Getting Nasty with Sarah Sherman
I’ve been doing comedy forever, but seriously started getting into stand up two years ago because stand up is a great way to manically produce material, workshop it that same day (either at a show or an open mic) and immediately find out whether that material rocks or sucks. You can work on ideas instantly, without working with other people, rehearsals or schedules– you don’t have to deal with other people, which also means you only have yourself to blame when your jokes suck.
You take a bold approach to comedy. How do people react to it? What are some of your favorite audience reactions?
People are either horrified or really down, which is fun because it’s a quick and easy way to find out where all the real freaks are. Just this past week at a show in Fort Wayne, Indiana, a woman in the front row threatened to “throw something at me if I didn’t shut up,” which was honestly so awesome, because like, I had ten minutes left of my set to continue to really not shut up. I don’t mind “heckling” because I know I’m taking the audience on an uncomfortable ride, and I expect them to.
I love all of your costumes/props/ the other acts and collaborators you work with – can you tell us a little bit about your process of putting together a show?
Every HELLTRAP starts with me designing the poster for the next show, which is usually a monstrous combination of body parts and gross stuff, and then once the poster is fully inked and painted, a process that takes a few days, I’ve spent that time meditating on the gruesome imagery I’m drawing and have come up with my sketch idea for the next show– which is usually grossly inspired by that fleshy mess. I then spend hours bothering my collaborators– Scott Eggleston and the Shrimp Boys (our in-house sketch group) with ideas for the next video-art/comedy sketch. Every month, I open every HELLTRAP with a new performance video comedy piece.
What do you love about comedy in Chicago? What are your other favorite comedy cities?
Chicago is the best city to do comedy because it’s a city that loves seeing comedy shows, so you can get big audiences who are excited to see new work. While the audiences are relatively big, the comedy scene itself is smaller and supportive of each other. Every show has a mix of different kinds of comedians, from weird-os to more traditional club-by comics, which is great for a weirdo comedian like me– I get to work with people who are doing different kind of stuff than I am. I think hanging out with a variety of people doing different stuff makes you a better performer. HELLTRAP recently went on a tour of the East Coast, and we had a lot of fun in New York and Philly– really good freaks in Philly. Once I did a show in Joshua Tree in the middle of the desert which was the perfect dystopian horror landscape for my horrifying jokes.
Where are your favorite places in Chicago to perform?
The Hideout is HELLTRAP’s home, it’s intimate and cozy and weird, and everyone who works there makes you feel like you’re a part of their weird Hideout family.
What comedians do you admire?
I’m a huge fan of Wham City Comedy– they blend video art, sketch comedy, and performance art in a way that literally makes my whole brain explode.
If you were to be any kitchen appliance, which would you be?
The garbage.
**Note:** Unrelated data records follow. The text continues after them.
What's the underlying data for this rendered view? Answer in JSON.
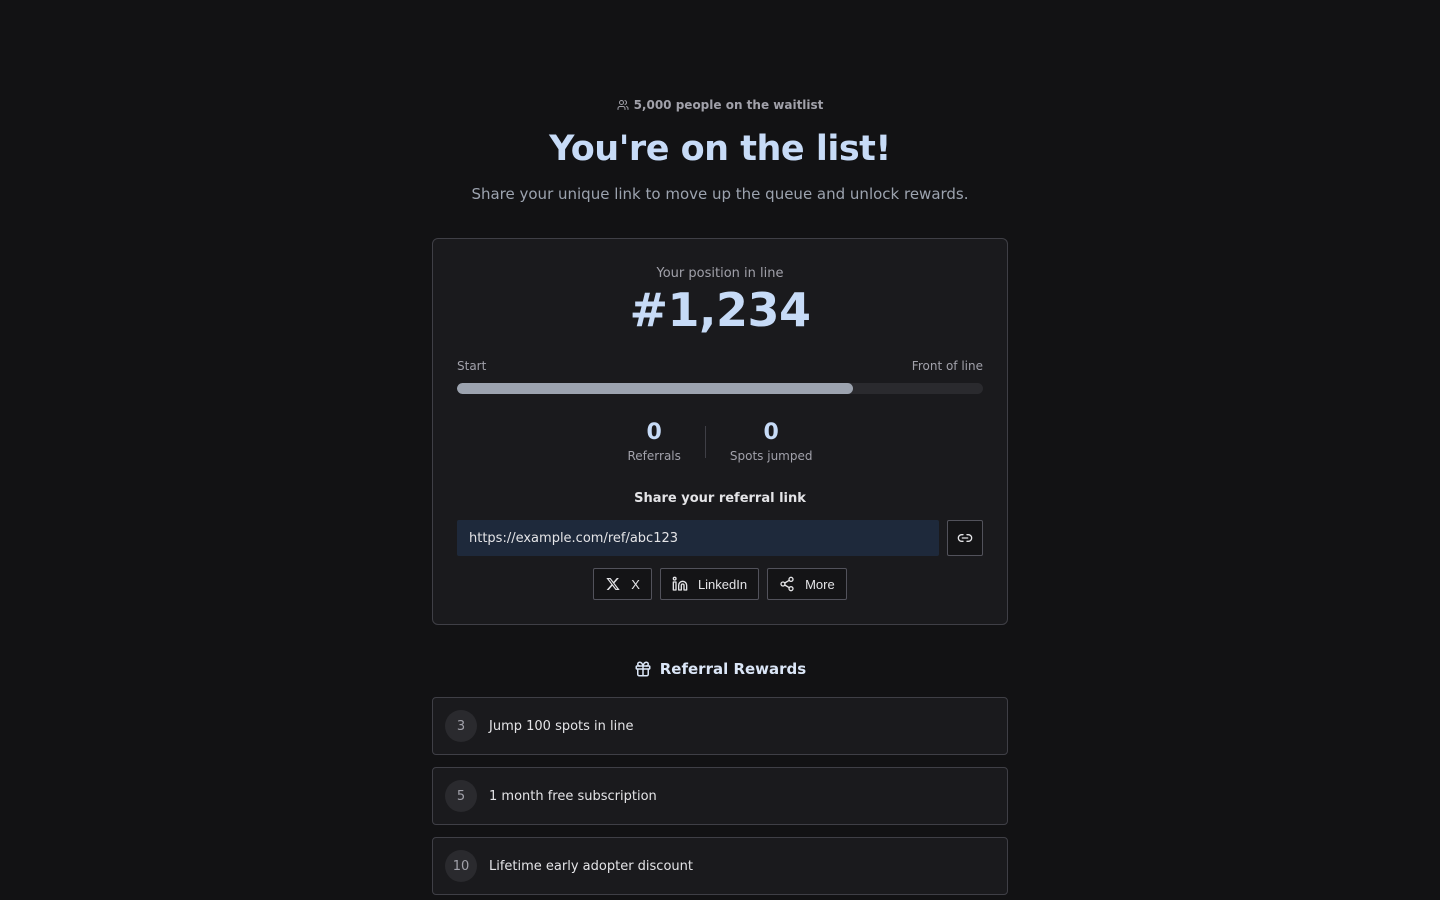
{
  "header": {
    "waitlist_count": "5,000 people on the waitlist",
    "title": "You're on the list!",
    "subtitle": "Share your unique link to move up the queue and unlock rewards."
  },
  "position": {
    "label": "Your position in line",
    "number": "#1,234",
    "progress_start_label": "Start",
    "progress_end_label": "Front of line",
    "progress_fraction": 0.753
  },
  "stats": {
    "referrals_value": "0",
    "referrals_label": "Referrals",
    "spots_value": "0",
    "spots_label": "Spots jumped"
  },
  "share": {
    "heading": "Share your referral link",
    "link": "https://example.com/ref/abc123",
    "buttons": {
      "x": "X",
      "linkedin": "LinkedIn",
      "more": "More"
    }
  },
  "rewards": {
    "heading": "Referral Rewards",
    "items": [
      {
        "count": "3",
        "text": "Jump 100 spots in line"
      },
      {
        "count": "5",
        "text": "1 month free subscription"
      },
      {
        "count": "10",
        "text": "Lifetime early adopter discount"
      }
    ]
  },
  "colors": {
    "accent": "#c7dbf7",
    "background": "#121214",
    "card": "#1a1a1d",
    "input": "#1e293b"
  }
}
Hidden under the sink.
First thing that comes to mind – give us your best pee-your-pants from laughter recommendations for:
TV Show: Trailer Park Boys, Jackass
Movie: The Jackass Movie
Play or Musical: Oh, Hello! On Netflix
YouTube Video: Any video of a kid getting hurt, but they’re like, fine.
Twitter Account: @jaboukie
Comedy Up-and-Comer: Grace Thomas! Just moved here from Minneapolis!
Love Sarah as much as we do? Follow her here on Twitter.